A definitive answer for the change needs to come from Boeing/Honeywell. As far as I've looked, the rationale was not made public.
I can address two points you've raised:
This makes perfect sense to me and should have improved safety.
Was there something wrong with the 777 ADIRU?
The 777's fault-tolerant IRS presents different hazards. When the system was unveiled c. 1995, it was revolutionary. Something that comes around in the avionics industry once every 10 to 15 years as this Boeing paper (paywall) put it.
In the world of commercial avionics, major changes occur only every 10 to 15 years, usually on an all-new airplane. The Boeing 777's Fault Tolerant Air Data Inertial Reference System represents the third generation of its kind. The predominantly mechanical/analog systems of the early 747 gave way to solid-state, digital ones on the 767. These have now been supplanted on the 777 by the integrated fault-tolerant FT-ADIRS. Unlike the second generation, which replaced analog units one-for-one with digital, the 777 FT-ADIRS has a radically new architecture.
But then Malaysia Airlines Flight 124 (official report) happened in 2005.
The quick summary is that an accelerometer had failed in 2001 (4 years before the incident). And the system (being fault-tolerant) masked the fault and stopped using input from that accelerometer. That was as designed, and the cost-saving benefit of the system allowed the plane to continue to fly without needing to swap the unit or degrade its dispatch.
But when a second accelerometer failed in-flight in 2005, a software bug resulted in the unit using data from the first accelerometer that had failed back in 2001. The investigation could not dive into the specifics of the bug due to the commercial sensitivity of the software. It has been since fixed.
Disaster was averted in part because of some lines of code that were not required in service (only in testing) that Boeing had decided to leave them in. Namely a mid-value function that smoothed the erroneous output with the good output from the SAARU. (SAARU being the backup unit on the 777 that provides attitude data. It is similar in function to the ATT mode shown in the 737 and 747 panels in the question, but it doesn't have a manual selector. It requires the FT-ADIRS to correctly recognize it has failed.)
Side note: On the 777 pressing the on/off button in-flight does nothing.
In flight, system logic prevents the ADIRU from becoming unpowered if the ADIRU switch is inadvertently switched OFF (777 FCOM § 6.11).
Two researchers from NASA and University of Glasgow studied this incident in 2007, and part of their conclusion was:
(...) the benefits of fault masking in redundant systems also create new hazards. When service teams fail to identify underlying failures during major maintenance procedures, aircraft may continue to be operated without the additional assurance provided by redundancy. The potential consequences of this hazard are compounded by the effects of fault masking for operational staff. They will not be aware of the underlying faults that affect their application. When subsequent failures finally compromise the use of redundant systems, flight crews will be faced with unanticipated problems.

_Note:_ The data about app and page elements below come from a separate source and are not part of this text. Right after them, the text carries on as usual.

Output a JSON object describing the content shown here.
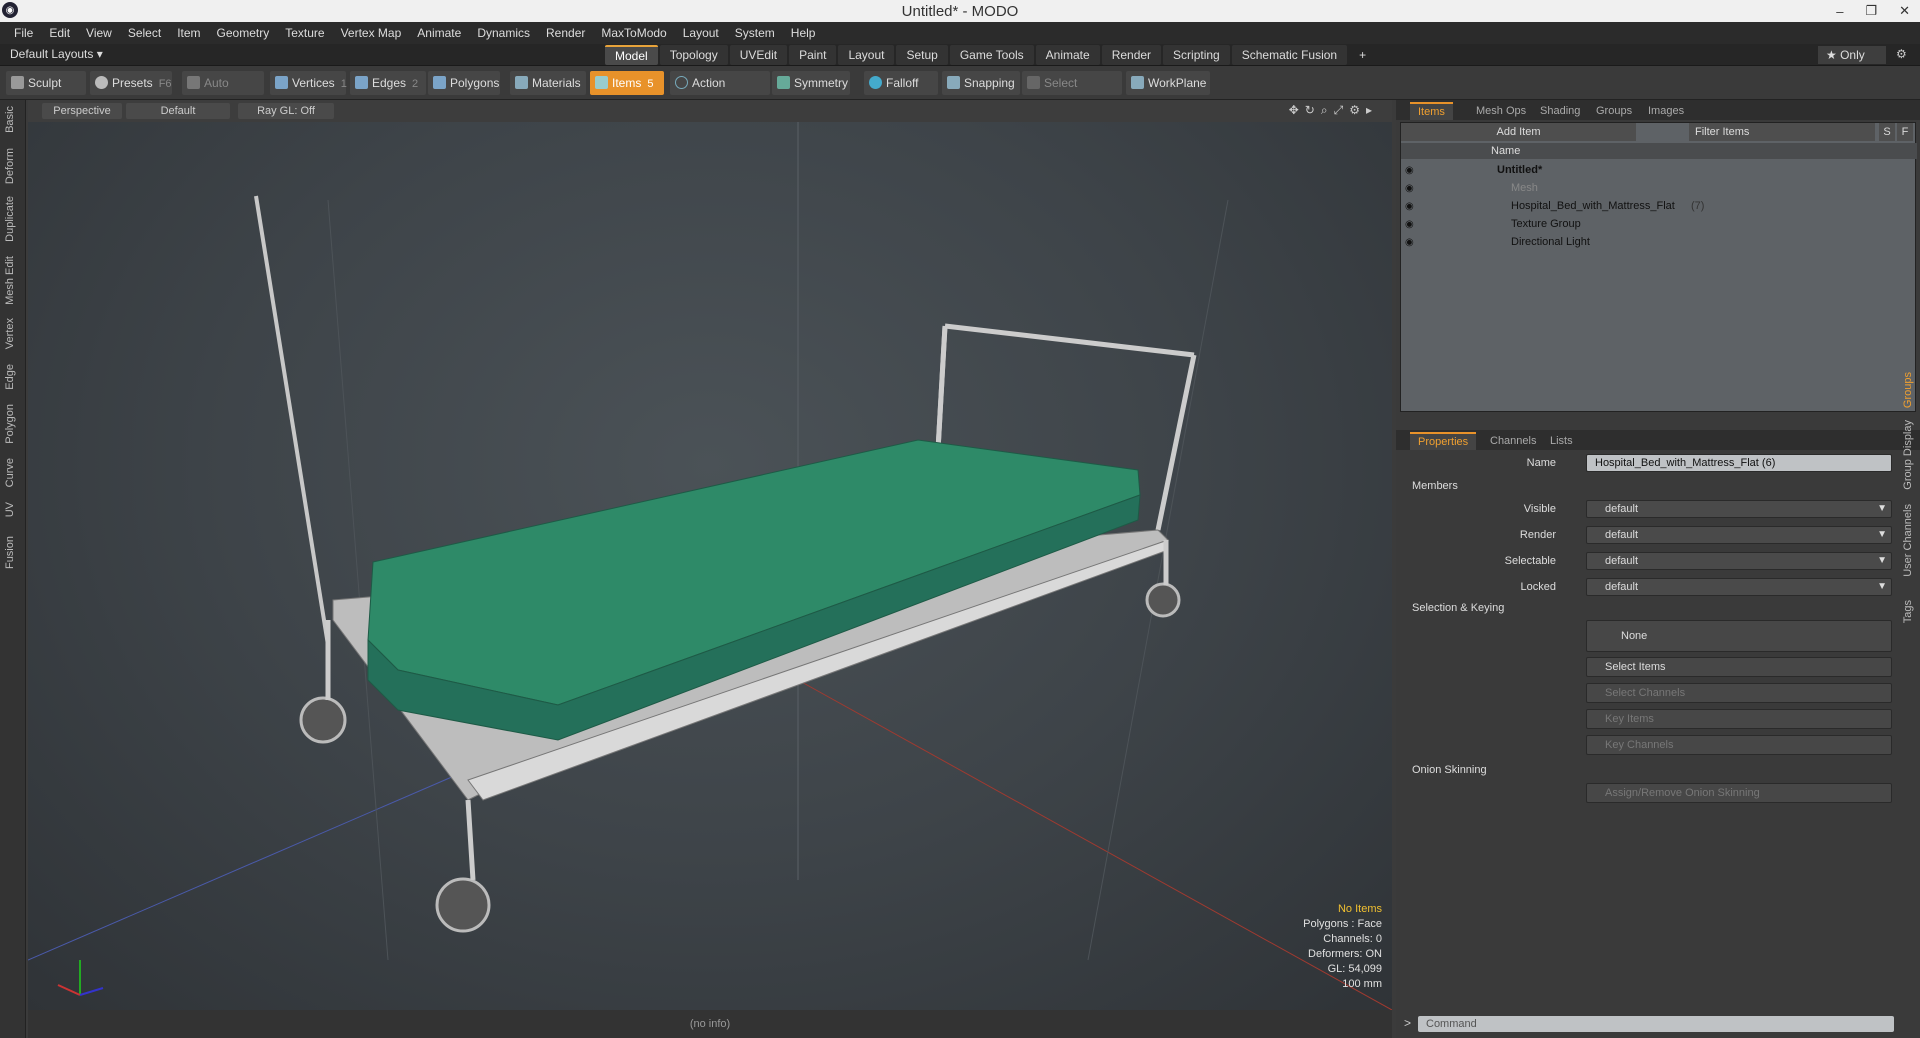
{
  "window": {
    "title": "Untitled* - MODO",
    "logo": "modo-logo",
    "min": "–",
    "restore": "❐",
    "close": "✕"
  },
  "menu": [
    "File",
    "Edit",
    "View",
    "Select",
    "Item",
    "Geometry",
    "Texture",
    "Vertex Map",
    "Animate",
    "Dynamics",
    "Render",
    "MaxToModo",
    "Layout",
    "System",
    "Help"
  ],
  "layoutbar": {
    "layout": "Default Layouts ▾",
    "tabs": [
      "Model",
      "Topology",
      "UVEdit",
      "Paint",
      "Layout",
      "Setup",
      "Game Tools",
      "Animate",
      "Render",
      "Scripting",
      "Schematic Fusion"
    ],
    "active_tab": "Model",
    "add": "+",
    "only": "★  Only"
  },
  "toolbar": {
    "sculpt": "Sculpt",
    "presets": "Presets",
    "presets_key": "F6",
    "auto_select": "Auto Select",
    "vertices": "Vertices",
    "vertices_n": "1",
    "edges": "Edges",
    "edges_n": "2",
    "polygons": "Polygons",
    "materials": "Materials",
    "items": "Items",
    "items_n": "5",
    "action_center": "Action Center",
    "symmetry": "Symmetry",
    "falloff": "Falloff",
    "snapping": "Snapping",
    "select_through": "Select Through",
    "workplane": "WorkPlane"
  },
  "lefttabs": [
    "Basic",
    "Deform",
    "Duplicate",
    "Mesh Edit",
    "Vertex",
    "Edge",
    "Polygon",
    "Curve",
    "UV",
    "Fusion"
  ],
  "viewport": {
    "view": "Perspective",
    "shading": "Default",
    "raygl": "Ray GL: Off",
    "stats": {
      "selection": "No Items",
      "polygons": "Polygons : Face",
      "channels": "Channels: 0",
      "deformers": "Deformers: ON",
      "gl": "GL: 54,099",
      "unit": "100 mm"
    },
    "status": "(no info)",
    "mattress_color": "#2e8a68"
  },
  "items_panel": {
    "tabs": [
      "Items",
      "Mesh Ops",
      "Shading",
      "Groups",
      "Images"
    ],
    "active": "Items",
    "add_item": "Add Item",
    "filter": "Filter Items",
    "s": "S",
    "f": "F",
    "col_name": "Name",
    "rows": [
      {
        "name": "Untitled*",
        "level": 0,
        "bold": true
      },
      {
        "name": "Mesh",
        "level": 1,
        "dim": true
      },
      {
        "name": "Hospital_Bed_with_Mattress_Flat",
        "count": "(7)",
        "level": 1
      },
      {
        "name": "Texture Group",
        "level": 1
      },
      {
        "name": "Directional Light",
        "level": 1
      }
    ]
  },
  "props_panel": {
    "tabs": [
      "Properties",
      "Channels",
      "Lists"
    ],
    "active": "Properties",
    "name_label": "Name",
    "name_value": "Hospital_Bed_with_Mattress_Flat (6)",
    "members": "Members",
    "fields": [
      {
        "label": "Visible",
        "value": "default"
      },
      {
        "label": "Render",
        "value": "default"
      },
      {
        "label": "Selectable",
        "value": "default"
      },
      {
        "label": "Locked",
        "value": "default"
      }
    ],
    "sel_keying": "Selection & Keying",
    "none": "None",
    "select_items": "Select Items",
    "select_channels": "Select Channels",
    "key_items": "Key Items",
    "key_channels": "Key Channels",
    "onion": "Onion Skinning",
    "assign_onion": "Assign/Remove Onion Skinning",
    "side_tabs": [
      "Groups",
      "Group Display",
      "User Channels",
      "Tags"
    ]
  },
  "command": {
    "prompt": ">",
    "placeholder": "Command"
  }
}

A 2012 FAA report on Flight-Critical Systems Design Assurance looked into that incident (among others):
[Research] data showed more than a tenfold increase in overall failure probability after a first instrument failure [a reference to the aforementioned accelerometer], which was hardly a basis for permitting a nonorthogonal array with one failed accelerometer to be flown for 4 years without repair.
And from the report's conclusion:
(...) the tendency toward higher complexity in both operating modes and redundancy management (RM) raises concerns about the ability to completely test the system under all conditions as well as to assess pilot proficiency in mastering all the available resources under emergency conditions.
That already hints at a certification nightmare for any new such equipment.
The official incident recreation was uploaded to YouTube unofficially, with added sound, which can be viewed here. Note the pitching up and the simultaneous and contradictory stick shaker/overspeed warnings.